=== Work to complete ===
Copy out all of the records. Keep every word exact.

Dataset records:

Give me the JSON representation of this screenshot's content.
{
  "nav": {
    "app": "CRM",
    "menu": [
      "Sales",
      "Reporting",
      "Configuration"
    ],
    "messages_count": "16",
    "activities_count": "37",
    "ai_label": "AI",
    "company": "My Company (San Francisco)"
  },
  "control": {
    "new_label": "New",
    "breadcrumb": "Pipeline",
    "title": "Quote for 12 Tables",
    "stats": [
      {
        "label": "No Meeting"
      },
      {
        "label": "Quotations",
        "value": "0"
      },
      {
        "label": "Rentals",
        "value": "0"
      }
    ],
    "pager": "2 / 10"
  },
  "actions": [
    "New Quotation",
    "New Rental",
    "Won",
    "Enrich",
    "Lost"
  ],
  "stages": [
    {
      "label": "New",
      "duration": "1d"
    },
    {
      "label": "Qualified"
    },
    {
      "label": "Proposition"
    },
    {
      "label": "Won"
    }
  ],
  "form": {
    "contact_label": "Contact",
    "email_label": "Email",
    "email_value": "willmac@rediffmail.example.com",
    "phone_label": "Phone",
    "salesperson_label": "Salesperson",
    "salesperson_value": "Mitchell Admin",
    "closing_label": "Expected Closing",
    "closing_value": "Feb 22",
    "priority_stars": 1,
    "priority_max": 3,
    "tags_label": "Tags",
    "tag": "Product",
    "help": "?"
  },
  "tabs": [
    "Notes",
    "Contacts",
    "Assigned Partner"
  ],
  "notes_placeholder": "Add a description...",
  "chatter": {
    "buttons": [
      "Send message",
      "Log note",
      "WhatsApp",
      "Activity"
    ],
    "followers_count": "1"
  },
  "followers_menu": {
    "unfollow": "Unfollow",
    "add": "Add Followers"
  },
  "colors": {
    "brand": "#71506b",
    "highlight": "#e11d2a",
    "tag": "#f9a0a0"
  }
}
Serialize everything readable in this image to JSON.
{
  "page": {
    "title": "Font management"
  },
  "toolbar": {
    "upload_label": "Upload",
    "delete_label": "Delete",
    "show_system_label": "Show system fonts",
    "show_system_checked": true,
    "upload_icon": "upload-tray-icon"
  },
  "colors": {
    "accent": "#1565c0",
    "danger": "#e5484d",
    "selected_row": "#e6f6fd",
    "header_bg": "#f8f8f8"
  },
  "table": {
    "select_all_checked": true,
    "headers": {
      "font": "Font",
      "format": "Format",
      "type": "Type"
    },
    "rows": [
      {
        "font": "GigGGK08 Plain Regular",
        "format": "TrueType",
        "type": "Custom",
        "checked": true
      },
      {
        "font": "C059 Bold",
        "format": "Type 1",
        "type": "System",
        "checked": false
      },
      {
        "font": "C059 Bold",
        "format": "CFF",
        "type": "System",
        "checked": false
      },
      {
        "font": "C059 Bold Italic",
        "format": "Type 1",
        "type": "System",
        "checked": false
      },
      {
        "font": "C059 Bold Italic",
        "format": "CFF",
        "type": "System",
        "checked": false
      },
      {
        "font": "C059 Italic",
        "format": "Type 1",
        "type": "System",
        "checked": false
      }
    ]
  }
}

=== Solved problem ===
Give me the JSON representation of this screenshot's content.
{
  "nav": {
    "app": "CRM",
    "menu": [
      "Sales",
      "Reporting",
      "Configuration"
    ],
    "messages_count": "16",
    "activities_count": "37",
    "ai_label": "AI",
    "company": "My Company (San Francisco)"
  },
  "control": {
    "new_label": "New",
    "breadcrumb": "Pipeline",
    "title": "Quote for 12 Tables",
    "stats": [
      {
        "label": "No Meeting"
      },
      {
        "label": "Quotations",
        "value": "0"
      },
      {
        "label": "Rentals",
        "value": "0"
      }
    ],
    "pager": "2 / 10"
  },
  "actions": [
    "New Quotation",
    "New Rental",
    "Won",
    "Enrich",
    "Lost"
  ],
  "stages": [
    {
      "label": "New",
      "duration": "1d"
    },
    {
      "label": "Qualified"
    },
    {
      "label": "Proposition"
    },
    {
      "label": "Won"
    }
  ],
  "form": {
    "contact_label": "Contact",
    "email_label": "Email",
    "email_value": "willmac@rediffmail.example.com",
    "phone_label": "Phone",
    "salesperson_label": "Salesperson",
    "salesperson_value": "Mitchell Admin",
    "closing_label": "Expected Closing",
    "closing_value": "Feb 22",
    "priority_stars": 1,
    "priority_max": 3,
    "tags_label": "Tags",
    "tag": "Product",
    "help": "?"
  },
  "tabs": [
    "Notes",
    "Contacts",
    "Assigned Partner"
  ],
  "notes_placeholder": "Add a description...",
  "chatter": {
    "buttons": [
      "Send message",
      "Log note",
      "WhatsApp",
      "Activity"
    ],
    "followers_count": "1"
  },
  "followers_menu": {
    "unfollow": "Unfollow",
    "add": "Add Followers"
  },
  "colors": {
    "brand": "#71506b",
    "highlight": "#e11d2a",
    "tag": "#f9a0a0"
  }
}
Serialize everything readable in this image to JSON.
{
  "page": {
    "title": "Font management"
  },
  "toolbar": {
    "upload_label": "Upload",
    "delete_label": "Delete",
    "show_system_label": "Show system fonts",
    "show_system_checked": true,
    "upload_icon": "upload-tray-icon"
  },
  "colors": {
    "accent": "#1565c0",
    "danger": "#e5484d",
    "selected_row": "#e6f6fd",
    "header_bg": "#f8f8f8"
  },
  "table": {
    "select_all_checked": true,
    "headers": {
      "font": "Font",
      "format": "Format",
      "type": "Type"
    },
    "rows": [
      {
        "font": "GigGGK08 Plain Regular",
        "format": "TrueType",
        "type": "Custom",
        "checked": true
      },
      {
        "font": "C059 Bold",
        "format": "Type 1",
        "type": "System",
        "checked": false
      },
      {
        "font": "C059 Bold",
        "format": "CFF",
        "type": "System",
        "checked": false
      },
      {
        "font": "C059 Bold Italic",
        "format": "Type 1",
        "type": "System",
        "checked": false
      },
      {
        "font": "C059 Bold Italic",
        "format": "CFF",
        "type": "System",
        "checked": false
      },
      {
        "font": "C059 Italic",
        "format": "Type 1",
        "type": "System",
        "checked": false
      }
    ]
  }
}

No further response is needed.